The SVOD service, which has been in Canada less than eight years, had a similar penetration rate in Canada as it does down in the U.S. However, it lags behind many parts of Western and Northern Europe for penetration rates (Norway has the largest penetration rate at 87%, followed by Sweden at 79.2% and Denmark at 77.4%).

Additionally, the Quebec market still proves challenging for Netflix, according to the firm.

The key to success in Quebec for Netflix is similar to its key to success in many other countries, eMarketer suggested: more local content. Just as Netflix tends to dominate n English language-speaking countries such as the U.K. and Australia but has a weaker performance in countries such as France and the Asia-Pacific region, Netflix’s penetration among French-speaking Canadians is much lower, according to eMarketer. That weakness was attributed by the firm to a lack of programming tailored to the specific audience, especially when it comes to language.

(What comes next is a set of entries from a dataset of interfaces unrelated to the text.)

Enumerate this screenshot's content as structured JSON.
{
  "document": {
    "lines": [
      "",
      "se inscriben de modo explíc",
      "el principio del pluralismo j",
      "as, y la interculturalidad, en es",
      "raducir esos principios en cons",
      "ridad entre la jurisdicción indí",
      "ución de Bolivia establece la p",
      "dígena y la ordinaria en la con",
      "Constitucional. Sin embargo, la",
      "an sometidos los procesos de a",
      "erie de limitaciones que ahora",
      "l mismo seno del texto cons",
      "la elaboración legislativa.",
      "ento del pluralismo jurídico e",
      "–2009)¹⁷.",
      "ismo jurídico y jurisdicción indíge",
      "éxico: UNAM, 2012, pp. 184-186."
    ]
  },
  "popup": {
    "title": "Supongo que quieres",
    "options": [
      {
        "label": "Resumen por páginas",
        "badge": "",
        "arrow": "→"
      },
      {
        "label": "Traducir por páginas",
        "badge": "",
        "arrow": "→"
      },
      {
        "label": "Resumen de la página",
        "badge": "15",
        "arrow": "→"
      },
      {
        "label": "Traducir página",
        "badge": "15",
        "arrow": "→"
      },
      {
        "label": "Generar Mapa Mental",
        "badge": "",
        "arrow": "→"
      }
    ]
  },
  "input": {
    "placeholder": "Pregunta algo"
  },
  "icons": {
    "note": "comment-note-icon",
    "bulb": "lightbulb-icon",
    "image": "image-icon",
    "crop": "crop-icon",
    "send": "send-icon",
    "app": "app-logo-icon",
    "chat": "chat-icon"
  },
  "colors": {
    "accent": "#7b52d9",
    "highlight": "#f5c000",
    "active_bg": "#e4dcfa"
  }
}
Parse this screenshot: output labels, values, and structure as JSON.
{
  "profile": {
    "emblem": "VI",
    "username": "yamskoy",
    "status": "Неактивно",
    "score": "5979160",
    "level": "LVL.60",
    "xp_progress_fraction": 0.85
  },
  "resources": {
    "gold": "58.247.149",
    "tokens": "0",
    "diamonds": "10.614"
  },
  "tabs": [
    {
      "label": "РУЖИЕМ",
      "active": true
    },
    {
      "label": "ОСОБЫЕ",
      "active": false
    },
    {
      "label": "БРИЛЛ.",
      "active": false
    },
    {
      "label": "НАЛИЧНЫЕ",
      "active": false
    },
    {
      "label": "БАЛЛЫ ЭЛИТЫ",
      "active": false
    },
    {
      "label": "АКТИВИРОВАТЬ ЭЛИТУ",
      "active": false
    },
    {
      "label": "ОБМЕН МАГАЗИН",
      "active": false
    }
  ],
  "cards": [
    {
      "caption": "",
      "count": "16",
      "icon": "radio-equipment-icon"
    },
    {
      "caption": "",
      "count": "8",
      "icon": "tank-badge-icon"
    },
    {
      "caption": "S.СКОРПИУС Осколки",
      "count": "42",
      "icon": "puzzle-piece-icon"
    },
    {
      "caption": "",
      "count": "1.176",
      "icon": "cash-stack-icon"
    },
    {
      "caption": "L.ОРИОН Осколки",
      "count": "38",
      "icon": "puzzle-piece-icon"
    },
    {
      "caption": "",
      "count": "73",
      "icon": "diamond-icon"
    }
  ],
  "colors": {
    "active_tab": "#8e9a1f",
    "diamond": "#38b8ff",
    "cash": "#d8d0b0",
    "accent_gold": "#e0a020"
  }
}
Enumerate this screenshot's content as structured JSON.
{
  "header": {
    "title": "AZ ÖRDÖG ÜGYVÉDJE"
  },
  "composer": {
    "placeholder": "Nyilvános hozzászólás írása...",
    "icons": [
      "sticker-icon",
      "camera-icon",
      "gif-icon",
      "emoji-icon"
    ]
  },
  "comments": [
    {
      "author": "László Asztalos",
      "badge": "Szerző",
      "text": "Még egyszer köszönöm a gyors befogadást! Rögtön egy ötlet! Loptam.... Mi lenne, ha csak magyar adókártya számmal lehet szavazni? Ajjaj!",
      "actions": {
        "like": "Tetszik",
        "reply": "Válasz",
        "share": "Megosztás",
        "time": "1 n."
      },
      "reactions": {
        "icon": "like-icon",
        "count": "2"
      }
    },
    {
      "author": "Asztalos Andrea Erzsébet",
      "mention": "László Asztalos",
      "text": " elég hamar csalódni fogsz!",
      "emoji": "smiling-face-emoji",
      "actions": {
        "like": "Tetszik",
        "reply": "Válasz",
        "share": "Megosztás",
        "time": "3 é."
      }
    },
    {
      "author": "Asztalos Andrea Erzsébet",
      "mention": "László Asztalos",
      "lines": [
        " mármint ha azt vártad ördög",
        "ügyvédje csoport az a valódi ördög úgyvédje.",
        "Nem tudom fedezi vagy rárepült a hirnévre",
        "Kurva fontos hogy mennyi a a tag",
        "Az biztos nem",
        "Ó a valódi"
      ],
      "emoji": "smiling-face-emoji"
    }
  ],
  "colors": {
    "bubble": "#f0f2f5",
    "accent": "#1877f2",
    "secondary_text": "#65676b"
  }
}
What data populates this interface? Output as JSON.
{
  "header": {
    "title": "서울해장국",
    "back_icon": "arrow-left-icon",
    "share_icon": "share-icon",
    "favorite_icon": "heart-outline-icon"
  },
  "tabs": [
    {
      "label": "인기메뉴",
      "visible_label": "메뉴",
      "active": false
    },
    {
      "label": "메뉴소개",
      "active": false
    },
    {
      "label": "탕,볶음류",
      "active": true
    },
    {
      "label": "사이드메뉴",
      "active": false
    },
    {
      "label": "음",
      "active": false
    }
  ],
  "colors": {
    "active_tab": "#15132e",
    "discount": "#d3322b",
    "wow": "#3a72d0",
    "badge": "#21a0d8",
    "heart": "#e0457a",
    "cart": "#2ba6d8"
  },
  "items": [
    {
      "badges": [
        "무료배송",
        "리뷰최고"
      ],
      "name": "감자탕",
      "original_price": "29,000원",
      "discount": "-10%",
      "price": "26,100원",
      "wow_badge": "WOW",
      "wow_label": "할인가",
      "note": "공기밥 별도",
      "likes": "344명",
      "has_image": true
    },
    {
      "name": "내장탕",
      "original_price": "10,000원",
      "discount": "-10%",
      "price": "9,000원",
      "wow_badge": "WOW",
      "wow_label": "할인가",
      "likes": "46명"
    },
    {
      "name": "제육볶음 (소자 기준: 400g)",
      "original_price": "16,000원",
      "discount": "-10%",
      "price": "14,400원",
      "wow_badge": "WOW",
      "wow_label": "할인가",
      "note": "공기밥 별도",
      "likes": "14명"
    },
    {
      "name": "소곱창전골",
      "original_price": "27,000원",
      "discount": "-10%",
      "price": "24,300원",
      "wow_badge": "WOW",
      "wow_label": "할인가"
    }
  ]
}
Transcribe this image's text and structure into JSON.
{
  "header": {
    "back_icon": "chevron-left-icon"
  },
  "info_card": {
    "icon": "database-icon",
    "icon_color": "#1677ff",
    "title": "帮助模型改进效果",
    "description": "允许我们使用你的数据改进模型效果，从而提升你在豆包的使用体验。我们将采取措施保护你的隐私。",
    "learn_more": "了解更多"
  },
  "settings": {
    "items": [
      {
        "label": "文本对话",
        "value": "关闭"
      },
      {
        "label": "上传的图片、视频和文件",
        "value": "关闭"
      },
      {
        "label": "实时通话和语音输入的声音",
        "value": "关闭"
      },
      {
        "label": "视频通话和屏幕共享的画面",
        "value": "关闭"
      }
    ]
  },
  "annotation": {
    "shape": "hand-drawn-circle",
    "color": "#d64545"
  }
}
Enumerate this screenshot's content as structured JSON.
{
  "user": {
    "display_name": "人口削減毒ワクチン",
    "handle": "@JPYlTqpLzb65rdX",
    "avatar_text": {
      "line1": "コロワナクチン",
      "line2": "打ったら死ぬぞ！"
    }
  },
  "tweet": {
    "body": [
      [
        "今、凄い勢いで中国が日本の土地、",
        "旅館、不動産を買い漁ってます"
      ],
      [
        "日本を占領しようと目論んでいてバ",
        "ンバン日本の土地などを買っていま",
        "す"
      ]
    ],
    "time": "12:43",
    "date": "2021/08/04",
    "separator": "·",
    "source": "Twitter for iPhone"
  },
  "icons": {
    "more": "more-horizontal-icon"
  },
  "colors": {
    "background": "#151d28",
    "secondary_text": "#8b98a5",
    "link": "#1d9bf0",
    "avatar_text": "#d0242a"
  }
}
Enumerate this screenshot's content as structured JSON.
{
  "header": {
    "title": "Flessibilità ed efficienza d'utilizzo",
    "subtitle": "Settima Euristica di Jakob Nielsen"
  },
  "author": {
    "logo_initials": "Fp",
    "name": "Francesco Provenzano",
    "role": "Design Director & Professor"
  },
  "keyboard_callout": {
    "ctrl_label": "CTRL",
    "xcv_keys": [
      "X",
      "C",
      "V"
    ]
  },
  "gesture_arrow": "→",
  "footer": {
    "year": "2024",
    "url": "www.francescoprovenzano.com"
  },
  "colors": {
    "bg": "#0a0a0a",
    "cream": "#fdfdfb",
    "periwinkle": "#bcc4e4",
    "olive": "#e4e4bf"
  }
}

Quebec also has differing attitudes from the rest of the country on Netflix’s obligations to the local market. A total of 29% of survey respondents from Quebec “strongly agree,” and another 26% “moderately agree” that digital media companies such as Netflix should be taxed in order to fund local productions. Quebec is the only market surveyed where the “agree” respondents outweigh the “disagree” respondents. Atlantic Canada had the lowest rate of agreement with this idea.

French Canadians also watch more traditional television than the rest of the country; Francophones view an average of 31.5 hours of traditional television per week, while Anglophones view an average of 24.3 (both have trended downward for several years, according to eMarketer, although the French population’s decline has been slightly less steep). Meanwhile, Anglo-Canadians view an average of 3.8 hours of digital television per week, compared to French Canadians who view an average of 2.3 hours per week.

Overall, eMarketer projects that by year-end, Netflix will reach 13 million Canadians, representing half of Canada’s English-speaking population and just under 36% of the entire population. OTT in general will reach 17.4 million Canadians, making Netflix the preeminent streaming service in the country. Revenue from OTT is also predicted to shoot up. Using financial results from 24 OTT providers in Canada, eMarketer predicted that OTT would pull in $1.11 billion dollars in subscription revenue this year (up from $870 million last year). By 2020, that total is expected to rise to $1.58 billion.

In a survey of 1,000 Canadians, 53% of internet users studied said they respond to Netflix. It was the most popular digital subscription service by far, followed by music streamers Spotify (16%) and Apple Music (12%). Netflix competitors Amazon Video (10%) and CraveTV (9%) followed.

Looking more broadly to Netflix’s North American performance, the SVOD leads the pack despite more competition south of the border (including Hulu, HBO Go and other services such as Amazon Video, YouTube Premium and CBS All Access which are now available in Canada but have had several years to establish a presence in the U.S.). By year-end, eMarketer projects that Netflix will reach 51.7% of the U.S. population, representing 170.1 million people and growth of 11.1%.